**Work to complete**
Restate the data below word for word, keeping each line intact.

**Information shown**

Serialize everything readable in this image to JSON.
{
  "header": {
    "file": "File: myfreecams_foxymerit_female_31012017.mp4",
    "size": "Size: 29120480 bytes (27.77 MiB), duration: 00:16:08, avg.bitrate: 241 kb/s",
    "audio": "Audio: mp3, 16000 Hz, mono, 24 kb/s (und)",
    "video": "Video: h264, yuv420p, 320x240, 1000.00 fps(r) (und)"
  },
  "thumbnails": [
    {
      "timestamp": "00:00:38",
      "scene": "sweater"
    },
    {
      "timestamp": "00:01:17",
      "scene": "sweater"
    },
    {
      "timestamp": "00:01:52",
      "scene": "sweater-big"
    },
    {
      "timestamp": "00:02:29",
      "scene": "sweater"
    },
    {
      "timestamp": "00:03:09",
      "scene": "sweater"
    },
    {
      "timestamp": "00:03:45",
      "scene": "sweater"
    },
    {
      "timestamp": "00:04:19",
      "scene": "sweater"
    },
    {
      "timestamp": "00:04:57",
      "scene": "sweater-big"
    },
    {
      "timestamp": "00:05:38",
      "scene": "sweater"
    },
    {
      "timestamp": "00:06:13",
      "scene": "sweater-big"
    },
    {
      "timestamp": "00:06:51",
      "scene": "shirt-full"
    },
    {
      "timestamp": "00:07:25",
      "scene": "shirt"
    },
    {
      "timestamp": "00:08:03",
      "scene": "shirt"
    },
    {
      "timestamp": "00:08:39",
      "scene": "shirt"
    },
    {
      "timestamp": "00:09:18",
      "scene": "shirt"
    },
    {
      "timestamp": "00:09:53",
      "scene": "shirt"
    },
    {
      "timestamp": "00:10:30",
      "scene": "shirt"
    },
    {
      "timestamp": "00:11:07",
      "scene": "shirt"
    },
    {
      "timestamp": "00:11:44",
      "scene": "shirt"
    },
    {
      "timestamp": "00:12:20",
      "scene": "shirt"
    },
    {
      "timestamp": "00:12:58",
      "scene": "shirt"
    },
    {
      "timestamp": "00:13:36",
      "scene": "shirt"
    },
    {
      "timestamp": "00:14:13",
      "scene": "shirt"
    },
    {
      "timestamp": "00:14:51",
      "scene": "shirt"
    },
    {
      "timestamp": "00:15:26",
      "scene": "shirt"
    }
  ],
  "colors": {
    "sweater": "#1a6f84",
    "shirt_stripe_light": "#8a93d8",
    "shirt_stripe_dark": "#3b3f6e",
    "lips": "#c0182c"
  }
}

**Result below**
Serialize everything readable in this image to JSON.
{
  "header": {
    "file": "File: myfreecams_foxymerit_female_31012017.mp4",
    "size": "Size: 29120480 bytes (27.77 MiB), duration: 00:16:08, avg.bitrate: 241 kb/s",
    "audio": "Audio: mp3, 16000 Hz, mono, 24 kb/s (und)",
    "video": "Video: h264, yuv420p, 320x240, 1000.00 fps(r) (und)"
  },
  "thumbnails": [
    {
      "timestamp": "00:00:38",
      "scene": "sweater"
    },
    {
      "timestamp": "00:01:17",
      "scene": "sweater"
    },
    {
      "timestamp": "00:01:52",
      "scene": "sweater-big"
    },
    {
      "timestamp": "00:02:29",
      "scene": "sweater"
    },
    {
      "timestamp": "00:03:09",
      "scene": "sweater"
    },
    {
      "timestamp": "00:03:45",
      "scene": "sweater"
    },
    {
      "timestamp": "00:04:19",
      "scene": "sweater"
    },
    {
      "timestamp": "00:04:57",
      "scene": "sweater-big"
    },
    {
      "timestamp": "00:05:38",
      "scene": "sweater"
    },
    {
      "timestamp": "00:06:13",
      "scene": "sweater-big"
    },
    {
      "timestamp": "00:06:51",
      "scene": "shirt-full"
    },
    {
      "timestamp": "00:07:25",
      "scene": "shirt"
    },
    {
      "timestamp": "00:08:03",
      "scene": "shirt"
    },
    {
      "timestamp": "00:08:39",
      "scene": "shirt"
    },
    {
      "timestamp": "00:09:18",
      "scene": "shirt"
    },
    {
      "timestamp": "00:09:53",
      "scene": "shirt"
    },
    {
      "timestamp": "00:10:30",
      "scene": "shirt"
    },
    {
      "timestamp": "00:11:07",
      "scene": "shirt"
    },
    {
      "timestamp": "00:11:44",
      "scene": "shirt"
    },
    {
      "timestamp": "00:12:20",
      "scene": "shirt"
    },
    {
      "timestamp": "00:12:58",
      "scene": "shirt"
    },
    {
      "timestamp": "00:13:36",
      "scene": "shirt"
    },
    {
      "timestamp": "00:14:13",
      "scene": "shirt"
    },
    {
      "timestamp": "00:14:51",
      "scene": "shirt"
    },
    {
      "timestamp": "00:15:26",
      "scene": "shirt"
    }
  ],
  "colors": {
    "sweater": "#1a6f84",
    "shirt_stripe_light": "#8a93d8",
    "shirt_stripe_dark": "#3b3f6e",
    "lips": "#c0182c"
  }
}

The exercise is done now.